He would, like so many of the men who did go, have been very young.
My father has a younger brother. There were only ever the two boys although my grandparents would have liked to have many more children. My grandmother lost seven children. She never spoke about them but, as I have grown older, I wonder how she felt about this.
It did not, as it might have, get in the way of a loving married relationship. My grandfather adored her. That was obvious. He was immensely proud of her.
My father's younger brother is a difficult, miserable old man. There is no other way to describe him. He was not always like this but mild strokes in the frontal lobe area of his brain have changed him. He divorced about thirty years ago and has never remarried. He had two boys and one died. It is something he has never come to terms with.
He is currently in hospital yet again. He has another "viral" infection according to his remaining son. My cousin had to 'phone us from London as my uncle refuses to have any contact with us.
His brother, my father, feels deeply concerned by this but any attempt to make contact results in violent and abusive language. We now leave him be because contact clearly distresses him but my father, indeed I, would still do anything he asked. He is family. He is still here with us, unlike all the young men who never returned and for whom their families can do nothing but remember.

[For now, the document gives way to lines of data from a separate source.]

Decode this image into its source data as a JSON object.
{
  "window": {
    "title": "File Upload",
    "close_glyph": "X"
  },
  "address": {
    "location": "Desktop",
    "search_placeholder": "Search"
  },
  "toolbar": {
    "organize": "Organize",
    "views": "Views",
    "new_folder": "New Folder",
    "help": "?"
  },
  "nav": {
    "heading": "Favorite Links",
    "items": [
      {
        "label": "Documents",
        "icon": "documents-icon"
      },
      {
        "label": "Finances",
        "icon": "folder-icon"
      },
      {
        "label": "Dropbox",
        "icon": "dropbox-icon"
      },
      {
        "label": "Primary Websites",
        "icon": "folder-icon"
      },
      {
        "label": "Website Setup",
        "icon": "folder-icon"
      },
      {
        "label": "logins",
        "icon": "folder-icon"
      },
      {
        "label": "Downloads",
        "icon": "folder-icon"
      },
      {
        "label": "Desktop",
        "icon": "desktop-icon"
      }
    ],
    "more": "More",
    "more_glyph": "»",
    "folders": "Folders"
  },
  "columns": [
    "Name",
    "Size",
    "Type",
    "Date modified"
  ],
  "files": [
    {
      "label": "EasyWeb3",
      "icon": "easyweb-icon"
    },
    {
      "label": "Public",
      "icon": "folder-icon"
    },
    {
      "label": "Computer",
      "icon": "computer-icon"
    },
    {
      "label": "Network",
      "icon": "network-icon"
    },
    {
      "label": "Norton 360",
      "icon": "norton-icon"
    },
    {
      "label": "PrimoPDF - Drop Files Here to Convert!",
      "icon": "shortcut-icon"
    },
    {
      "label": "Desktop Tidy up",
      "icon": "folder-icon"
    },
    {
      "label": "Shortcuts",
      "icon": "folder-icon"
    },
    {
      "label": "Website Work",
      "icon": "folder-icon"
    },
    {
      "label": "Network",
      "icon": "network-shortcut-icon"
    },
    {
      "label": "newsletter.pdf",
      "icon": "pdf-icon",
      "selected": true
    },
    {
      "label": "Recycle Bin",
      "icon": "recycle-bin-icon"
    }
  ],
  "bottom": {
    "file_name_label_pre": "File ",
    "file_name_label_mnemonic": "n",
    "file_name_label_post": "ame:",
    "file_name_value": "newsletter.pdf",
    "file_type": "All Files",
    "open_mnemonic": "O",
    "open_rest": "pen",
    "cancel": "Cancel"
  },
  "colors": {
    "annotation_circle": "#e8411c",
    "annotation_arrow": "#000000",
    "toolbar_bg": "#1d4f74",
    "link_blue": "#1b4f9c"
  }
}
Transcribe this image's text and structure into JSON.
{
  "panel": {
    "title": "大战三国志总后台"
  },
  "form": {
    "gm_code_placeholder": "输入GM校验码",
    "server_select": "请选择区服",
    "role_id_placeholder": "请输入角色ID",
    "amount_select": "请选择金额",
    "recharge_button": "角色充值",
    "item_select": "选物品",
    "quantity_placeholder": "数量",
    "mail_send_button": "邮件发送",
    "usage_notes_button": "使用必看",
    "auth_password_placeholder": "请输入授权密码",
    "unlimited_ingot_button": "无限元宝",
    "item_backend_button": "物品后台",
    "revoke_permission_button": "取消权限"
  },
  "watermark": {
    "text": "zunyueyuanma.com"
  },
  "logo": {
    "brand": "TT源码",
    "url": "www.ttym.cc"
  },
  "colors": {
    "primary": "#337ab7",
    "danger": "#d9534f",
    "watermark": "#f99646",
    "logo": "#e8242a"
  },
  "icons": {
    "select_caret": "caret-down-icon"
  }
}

I wonder what my grandparents would make of the rift between the brothers and I think it would distress them too.